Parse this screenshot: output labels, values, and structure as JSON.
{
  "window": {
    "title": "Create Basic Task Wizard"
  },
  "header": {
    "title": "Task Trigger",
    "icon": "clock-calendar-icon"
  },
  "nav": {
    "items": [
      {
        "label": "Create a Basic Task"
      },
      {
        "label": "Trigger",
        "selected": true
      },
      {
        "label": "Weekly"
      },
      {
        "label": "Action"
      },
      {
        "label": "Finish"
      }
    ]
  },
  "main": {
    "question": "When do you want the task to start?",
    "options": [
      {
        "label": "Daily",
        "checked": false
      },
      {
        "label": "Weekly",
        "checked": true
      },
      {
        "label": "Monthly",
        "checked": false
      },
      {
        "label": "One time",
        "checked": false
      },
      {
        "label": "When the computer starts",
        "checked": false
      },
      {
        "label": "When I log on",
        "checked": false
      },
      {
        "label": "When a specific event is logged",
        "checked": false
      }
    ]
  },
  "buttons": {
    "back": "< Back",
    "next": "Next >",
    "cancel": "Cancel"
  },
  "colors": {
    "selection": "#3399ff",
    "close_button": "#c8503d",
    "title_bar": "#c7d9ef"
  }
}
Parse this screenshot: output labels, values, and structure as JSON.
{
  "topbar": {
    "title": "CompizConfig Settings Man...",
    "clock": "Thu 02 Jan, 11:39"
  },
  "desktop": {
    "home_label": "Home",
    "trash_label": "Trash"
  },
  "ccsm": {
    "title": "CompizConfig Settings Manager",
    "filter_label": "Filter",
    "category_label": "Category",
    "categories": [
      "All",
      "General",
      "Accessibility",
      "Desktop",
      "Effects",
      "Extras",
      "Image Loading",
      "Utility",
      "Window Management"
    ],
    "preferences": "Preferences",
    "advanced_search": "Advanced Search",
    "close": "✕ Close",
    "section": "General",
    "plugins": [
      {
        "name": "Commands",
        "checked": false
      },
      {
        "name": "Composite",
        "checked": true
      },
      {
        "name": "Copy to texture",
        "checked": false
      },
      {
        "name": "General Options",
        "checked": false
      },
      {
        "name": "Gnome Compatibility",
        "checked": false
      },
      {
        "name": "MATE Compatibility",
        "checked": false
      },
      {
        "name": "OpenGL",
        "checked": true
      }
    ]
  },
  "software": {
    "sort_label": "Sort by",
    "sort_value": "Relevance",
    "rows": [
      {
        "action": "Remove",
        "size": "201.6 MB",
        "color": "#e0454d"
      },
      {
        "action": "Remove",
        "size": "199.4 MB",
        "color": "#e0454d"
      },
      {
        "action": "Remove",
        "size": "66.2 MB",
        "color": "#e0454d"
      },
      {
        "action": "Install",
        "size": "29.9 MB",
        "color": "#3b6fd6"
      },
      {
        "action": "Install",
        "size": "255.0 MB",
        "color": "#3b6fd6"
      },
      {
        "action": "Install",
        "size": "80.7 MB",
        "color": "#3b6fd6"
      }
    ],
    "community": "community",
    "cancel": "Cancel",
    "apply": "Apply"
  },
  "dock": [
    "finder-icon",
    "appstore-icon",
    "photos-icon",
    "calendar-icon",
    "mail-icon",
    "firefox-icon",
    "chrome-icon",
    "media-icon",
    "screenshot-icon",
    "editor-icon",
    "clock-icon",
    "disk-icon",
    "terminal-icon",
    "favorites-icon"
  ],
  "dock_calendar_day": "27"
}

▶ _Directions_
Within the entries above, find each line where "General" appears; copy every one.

▶ _Completed task_
      "General",
    "section": "General",
        "name": "General Options",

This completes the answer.